Broadly speaking, fluency with maths exists on a spectrum with Dyscalculia representing an extreme. Students who don’t have Dyscalculia can also struggle with higher maths. For example, if they didn’t thoroughly understand fractions, decimals and proportion at primary, this would affect their secondary maths. This isn’t the same as Dyscalculia, which is lack of number sense, number bonds, etc on a more fundamental level.
The challenge and reward of tutoring Dyscalculia online
After taking Dyscalculia training with Trish Babtie, I took a brave step and went into tutoring it online. I tutored maths and science online before and knew that students were at ease behind a screen without the social pressure of a physical tutor.
This benefitted Dyscalculics who have a lot of anxiety around maths. Dyscalculics learn best through concrete, manipulative material like dice games, Cuisenaire rods, dominos, etc. In person, it's all easy to do, but not so much online.
To replicate this online, I used an innovative two camera system and asked my students to get their own set of hands on concrete material as well. Playing number games with dice and other objects removes a lot of the pressure for students and reframes maths as more of a fun activity.

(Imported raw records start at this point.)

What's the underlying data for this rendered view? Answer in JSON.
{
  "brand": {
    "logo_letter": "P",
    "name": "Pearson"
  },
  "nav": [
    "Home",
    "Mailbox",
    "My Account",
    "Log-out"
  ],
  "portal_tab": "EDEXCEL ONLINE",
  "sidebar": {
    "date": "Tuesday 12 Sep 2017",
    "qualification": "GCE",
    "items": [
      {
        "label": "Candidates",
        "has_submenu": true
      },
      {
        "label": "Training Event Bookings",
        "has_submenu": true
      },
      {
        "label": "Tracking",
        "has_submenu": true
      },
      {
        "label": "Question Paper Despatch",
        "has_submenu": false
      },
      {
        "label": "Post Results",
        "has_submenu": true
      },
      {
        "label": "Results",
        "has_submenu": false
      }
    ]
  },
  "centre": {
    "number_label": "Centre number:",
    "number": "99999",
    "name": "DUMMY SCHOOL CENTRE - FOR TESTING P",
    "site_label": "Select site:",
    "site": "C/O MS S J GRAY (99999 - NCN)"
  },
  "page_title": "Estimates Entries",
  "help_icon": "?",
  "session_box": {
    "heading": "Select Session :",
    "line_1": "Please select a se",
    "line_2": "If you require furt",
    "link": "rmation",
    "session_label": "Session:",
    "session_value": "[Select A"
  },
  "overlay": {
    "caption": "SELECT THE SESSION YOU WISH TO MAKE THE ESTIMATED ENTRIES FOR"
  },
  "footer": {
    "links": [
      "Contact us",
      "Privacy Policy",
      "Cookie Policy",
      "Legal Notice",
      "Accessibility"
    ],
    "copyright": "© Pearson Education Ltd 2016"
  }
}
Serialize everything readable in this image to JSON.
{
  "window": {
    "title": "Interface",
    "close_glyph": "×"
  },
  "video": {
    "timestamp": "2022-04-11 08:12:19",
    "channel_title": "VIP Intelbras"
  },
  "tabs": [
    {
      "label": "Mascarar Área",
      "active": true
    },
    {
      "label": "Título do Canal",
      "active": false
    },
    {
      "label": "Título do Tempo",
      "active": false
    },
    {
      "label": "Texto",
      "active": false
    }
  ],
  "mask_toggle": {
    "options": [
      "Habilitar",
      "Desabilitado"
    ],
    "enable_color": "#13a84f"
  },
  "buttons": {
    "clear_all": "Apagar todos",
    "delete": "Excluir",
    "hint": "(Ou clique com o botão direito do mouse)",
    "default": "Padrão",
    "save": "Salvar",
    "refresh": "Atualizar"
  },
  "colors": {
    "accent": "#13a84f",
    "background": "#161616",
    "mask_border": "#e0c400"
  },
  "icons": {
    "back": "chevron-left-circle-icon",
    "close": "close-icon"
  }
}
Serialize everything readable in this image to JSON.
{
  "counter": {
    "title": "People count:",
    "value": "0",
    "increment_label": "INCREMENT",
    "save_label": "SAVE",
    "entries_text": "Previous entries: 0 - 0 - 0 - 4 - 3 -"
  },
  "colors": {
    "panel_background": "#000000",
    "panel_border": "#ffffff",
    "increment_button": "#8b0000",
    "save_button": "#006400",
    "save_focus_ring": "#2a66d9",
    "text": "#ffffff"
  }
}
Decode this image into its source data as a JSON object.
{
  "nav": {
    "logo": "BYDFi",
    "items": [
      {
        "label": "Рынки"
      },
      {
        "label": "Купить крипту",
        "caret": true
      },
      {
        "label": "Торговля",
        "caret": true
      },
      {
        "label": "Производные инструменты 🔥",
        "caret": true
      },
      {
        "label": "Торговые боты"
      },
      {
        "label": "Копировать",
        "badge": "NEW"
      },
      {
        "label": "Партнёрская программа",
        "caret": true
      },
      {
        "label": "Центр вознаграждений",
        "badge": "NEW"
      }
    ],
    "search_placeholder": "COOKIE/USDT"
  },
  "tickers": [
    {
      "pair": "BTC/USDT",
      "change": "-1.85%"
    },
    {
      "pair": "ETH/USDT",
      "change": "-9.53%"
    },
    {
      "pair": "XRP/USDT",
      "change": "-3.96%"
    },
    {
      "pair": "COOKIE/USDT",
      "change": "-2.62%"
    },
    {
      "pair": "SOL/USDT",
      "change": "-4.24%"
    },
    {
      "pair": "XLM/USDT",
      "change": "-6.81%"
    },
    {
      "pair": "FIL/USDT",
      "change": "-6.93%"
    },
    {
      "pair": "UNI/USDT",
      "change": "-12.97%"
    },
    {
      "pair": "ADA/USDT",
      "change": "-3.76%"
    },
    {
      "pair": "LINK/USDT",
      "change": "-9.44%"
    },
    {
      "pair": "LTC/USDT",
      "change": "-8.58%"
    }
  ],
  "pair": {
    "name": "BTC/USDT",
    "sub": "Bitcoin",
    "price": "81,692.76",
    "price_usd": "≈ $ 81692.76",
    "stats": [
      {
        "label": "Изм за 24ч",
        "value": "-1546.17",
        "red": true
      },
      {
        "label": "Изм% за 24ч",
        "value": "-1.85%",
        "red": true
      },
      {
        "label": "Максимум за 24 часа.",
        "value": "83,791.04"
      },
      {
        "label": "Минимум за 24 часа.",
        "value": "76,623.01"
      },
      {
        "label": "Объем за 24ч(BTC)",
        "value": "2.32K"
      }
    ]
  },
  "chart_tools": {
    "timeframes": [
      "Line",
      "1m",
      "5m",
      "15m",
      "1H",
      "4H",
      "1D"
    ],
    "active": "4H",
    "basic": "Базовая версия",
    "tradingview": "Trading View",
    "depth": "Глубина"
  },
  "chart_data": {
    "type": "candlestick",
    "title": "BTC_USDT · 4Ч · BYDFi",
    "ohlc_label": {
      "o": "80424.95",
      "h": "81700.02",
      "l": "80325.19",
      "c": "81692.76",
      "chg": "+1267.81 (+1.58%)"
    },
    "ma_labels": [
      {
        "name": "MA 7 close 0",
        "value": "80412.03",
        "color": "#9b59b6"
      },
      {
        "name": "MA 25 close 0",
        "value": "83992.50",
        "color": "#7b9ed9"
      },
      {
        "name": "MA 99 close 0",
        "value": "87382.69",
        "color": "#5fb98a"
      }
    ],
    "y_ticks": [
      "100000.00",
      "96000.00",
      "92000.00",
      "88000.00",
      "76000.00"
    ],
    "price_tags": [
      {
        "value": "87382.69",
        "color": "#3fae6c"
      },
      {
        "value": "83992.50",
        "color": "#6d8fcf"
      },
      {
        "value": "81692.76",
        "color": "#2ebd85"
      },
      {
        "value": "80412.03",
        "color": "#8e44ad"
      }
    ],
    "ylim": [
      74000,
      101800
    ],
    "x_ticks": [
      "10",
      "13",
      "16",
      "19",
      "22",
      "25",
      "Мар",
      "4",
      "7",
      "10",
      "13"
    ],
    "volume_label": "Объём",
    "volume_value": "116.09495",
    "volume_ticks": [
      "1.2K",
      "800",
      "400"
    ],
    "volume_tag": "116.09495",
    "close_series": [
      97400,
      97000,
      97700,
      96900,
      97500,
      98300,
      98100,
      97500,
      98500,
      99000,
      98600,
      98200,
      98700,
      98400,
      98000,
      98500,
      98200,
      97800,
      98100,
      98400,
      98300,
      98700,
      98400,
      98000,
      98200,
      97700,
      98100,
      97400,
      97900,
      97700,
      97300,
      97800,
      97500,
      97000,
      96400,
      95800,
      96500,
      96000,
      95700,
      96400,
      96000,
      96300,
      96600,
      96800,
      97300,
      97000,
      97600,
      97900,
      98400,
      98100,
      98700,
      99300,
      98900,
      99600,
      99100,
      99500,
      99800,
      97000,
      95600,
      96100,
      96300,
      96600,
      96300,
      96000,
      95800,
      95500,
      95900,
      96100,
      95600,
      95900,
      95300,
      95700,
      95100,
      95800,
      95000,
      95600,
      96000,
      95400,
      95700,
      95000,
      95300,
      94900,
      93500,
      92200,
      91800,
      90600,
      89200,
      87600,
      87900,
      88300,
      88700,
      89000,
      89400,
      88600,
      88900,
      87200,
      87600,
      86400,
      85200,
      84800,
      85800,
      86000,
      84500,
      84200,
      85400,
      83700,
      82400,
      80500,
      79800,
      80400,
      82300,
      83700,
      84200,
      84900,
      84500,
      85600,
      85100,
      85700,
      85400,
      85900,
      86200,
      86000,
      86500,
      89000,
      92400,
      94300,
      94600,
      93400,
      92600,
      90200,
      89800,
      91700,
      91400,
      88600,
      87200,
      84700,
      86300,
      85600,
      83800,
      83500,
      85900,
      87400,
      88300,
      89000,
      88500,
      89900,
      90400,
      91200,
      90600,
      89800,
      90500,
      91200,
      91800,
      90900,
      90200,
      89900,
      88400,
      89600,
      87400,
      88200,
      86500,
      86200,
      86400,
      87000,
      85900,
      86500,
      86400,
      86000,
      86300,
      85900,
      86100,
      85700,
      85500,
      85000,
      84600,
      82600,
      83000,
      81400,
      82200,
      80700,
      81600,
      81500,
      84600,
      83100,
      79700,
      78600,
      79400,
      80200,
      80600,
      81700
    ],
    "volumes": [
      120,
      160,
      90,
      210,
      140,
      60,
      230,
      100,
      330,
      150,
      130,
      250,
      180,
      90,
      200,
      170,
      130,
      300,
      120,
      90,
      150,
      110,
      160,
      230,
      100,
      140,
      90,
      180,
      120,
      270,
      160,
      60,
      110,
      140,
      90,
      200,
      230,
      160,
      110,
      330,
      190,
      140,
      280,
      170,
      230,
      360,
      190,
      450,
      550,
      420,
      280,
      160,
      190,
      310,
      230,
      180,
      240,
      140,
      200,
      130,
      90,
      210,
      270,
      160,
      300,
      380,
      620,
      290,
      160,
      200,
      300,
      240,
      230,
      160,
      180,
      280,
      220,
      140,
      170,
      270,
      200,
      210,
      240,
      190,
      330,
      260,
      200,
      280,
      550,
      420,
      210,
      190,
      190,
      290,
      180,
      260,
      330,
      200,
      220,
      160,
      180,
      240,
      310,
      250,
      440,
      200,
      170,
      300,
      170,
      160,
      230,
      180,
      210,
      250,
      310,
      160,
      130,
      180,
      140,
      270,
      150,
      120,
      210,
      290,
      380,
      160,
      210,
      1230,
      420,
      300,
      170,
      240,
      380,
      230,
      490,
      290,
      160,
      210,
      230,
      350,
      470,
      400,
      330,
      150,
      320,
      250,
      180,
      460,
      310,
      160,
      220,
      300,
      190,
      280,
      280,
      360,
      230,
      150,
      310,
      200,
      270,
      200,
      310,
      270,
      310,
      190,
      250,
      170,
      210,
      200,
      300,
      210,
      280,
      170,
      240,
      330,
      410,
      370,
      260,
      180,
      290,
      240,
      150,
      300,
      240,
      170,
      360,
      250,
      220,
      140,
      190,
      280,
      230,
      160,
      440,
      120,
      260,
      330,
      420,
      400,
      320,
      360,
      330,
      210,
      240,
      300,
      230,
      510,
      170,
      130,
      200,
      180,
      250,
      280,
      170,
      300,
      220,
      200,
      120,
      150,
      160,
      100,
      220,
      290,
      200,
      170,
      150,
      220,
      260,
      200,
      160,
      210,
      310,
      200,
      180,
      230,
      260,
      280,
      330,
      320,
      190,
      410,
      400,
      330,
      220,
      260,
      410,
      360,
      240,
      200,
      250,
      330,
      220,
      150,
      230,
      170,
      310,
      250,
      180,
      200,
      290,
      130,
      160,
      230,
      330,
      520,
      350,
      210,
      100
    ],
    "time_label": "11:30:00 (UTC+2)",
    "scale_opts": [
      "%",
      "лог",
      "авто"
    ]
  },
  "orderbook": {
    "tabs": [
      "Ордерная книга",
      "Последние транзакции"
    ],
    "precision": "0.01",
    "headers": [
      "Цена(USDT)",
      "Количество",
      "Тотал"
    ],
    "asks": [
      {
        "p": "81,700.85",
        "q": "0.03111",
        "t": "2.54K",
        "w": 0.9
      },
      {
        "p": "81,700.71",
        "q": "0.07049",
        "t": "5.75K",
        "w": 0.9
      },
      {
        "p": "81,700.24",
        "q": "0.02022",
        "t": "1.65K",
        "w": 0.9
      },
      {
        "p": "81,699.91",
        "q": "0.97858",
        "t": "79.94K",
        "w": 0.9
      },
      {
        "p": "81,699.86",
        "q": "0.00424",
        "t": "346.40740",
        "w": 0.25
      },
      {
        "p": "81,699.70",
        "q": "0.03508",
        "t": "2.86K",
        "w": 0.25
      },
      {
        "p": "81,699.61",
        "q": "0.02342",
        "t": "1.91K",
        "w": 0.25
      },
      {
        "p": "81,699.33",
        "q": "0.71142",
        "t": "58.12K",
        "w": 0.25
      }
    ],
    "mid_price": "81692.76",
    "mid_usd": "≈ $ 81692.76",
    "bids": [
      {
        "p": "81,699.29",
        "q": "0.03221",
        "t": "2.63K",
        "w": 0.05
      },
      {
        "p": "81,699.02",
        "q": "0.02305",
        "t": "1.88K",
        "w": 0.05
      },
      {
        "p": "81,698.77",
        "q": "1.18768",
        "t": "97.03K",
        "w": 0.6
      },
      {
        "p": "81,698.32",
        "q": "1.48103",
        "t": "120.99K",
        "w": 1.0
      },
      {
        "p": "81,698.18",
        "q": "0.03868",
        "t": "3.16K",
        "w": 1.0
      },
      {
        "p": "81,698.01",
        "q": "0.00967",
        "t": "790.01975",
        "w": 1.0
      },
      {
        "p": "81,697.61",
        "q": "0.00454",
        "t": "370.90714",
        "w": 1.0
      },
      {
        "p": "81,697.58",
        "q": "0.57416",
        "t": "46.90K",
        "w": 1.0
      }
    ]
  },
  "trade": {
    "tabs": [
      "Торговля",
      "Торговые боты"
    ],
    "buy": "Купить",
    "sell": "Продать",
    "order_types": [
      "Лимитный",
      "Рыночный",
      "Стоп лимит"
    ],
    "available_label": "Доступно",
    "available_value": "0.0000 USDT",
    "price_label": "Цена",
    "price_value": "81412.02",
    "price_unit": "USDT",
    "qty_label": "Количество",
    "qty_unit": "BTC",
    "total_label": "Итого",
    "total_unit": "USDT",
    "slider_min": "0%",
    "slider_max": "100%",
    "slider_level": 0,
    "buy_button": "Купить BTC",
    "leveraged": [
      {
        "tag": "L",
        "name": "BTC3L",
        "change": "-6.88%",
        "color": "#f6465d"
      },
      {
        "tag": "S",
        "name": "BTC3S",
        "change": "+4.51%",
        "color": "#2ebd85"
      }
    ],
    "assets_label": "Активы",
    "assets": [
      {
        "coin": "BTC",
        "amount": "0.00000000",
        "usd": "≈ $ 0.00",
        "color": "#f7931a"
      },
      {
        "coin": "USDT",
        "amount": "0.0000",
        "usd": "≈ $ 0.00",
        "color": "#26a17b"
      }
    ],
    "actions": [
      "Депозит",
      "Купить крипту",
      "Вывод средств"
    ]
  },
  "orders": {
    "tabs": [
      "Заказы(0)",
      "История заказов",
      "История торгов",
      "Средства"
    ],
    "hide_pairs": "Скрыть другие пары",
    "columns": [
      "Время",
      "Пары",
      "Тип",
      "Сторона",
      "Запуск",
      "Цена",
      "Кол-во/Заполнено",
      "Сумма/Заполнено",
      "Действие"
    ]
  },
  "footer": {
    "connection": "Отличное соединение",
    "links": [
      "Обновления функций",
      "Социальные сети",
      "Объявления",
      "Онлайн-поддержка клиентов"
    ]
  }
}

It's been a godsend to many of my students who couldn't find a local Dyscalculia specialist. I've been able to change the lives of students who've found me from all over the UK and across the globe. I've now tutored it online for over two years and understand the wide spectrum it has with the many case studies I've accumulated. And I'm always in touch with my trainer and other specialists. Dyscalculia is a complex area and needs to be handled in a careful, sensitive and well-calibrated manner. Thanks to the pioneering work using MRI, great progress is being made in its understanding by Professor Brian Butterworth at University College London.
(Picture) manipulative materials - Cuisenaire rods
The online world is simultaneously helping spread awareness of Dyscalculia, for students to find specialists and for them to get lessons from the comfort of their own home. Not only that but the techniques of using concrete and pictorial maths benefits all students.
About the author
After getting a degree and PhD in the UK's most prestigious technology university, Dr Atul Rana worked for Rolls Royce PLC and in the city designing economic software models. He left his city job voluntarily (at a time when people were hanging on to their jobs because of the recession) to tutor children.
He enjoys tutoring because of the difference it can make to children’s lives and their families. Dr Rana has received letters, emails and texts thanking him for the difference he's made to his students' learning. He's inspired by what he learns from being involved with different people and families. He's taught and tutored in state schools, independent schools and even in the Indian village where his grandfather grew up.
He amasses new and fascinating experiences year on year, and things always get better and ever more interesting. With online tuition he is able to connect to different parts of the world in real time.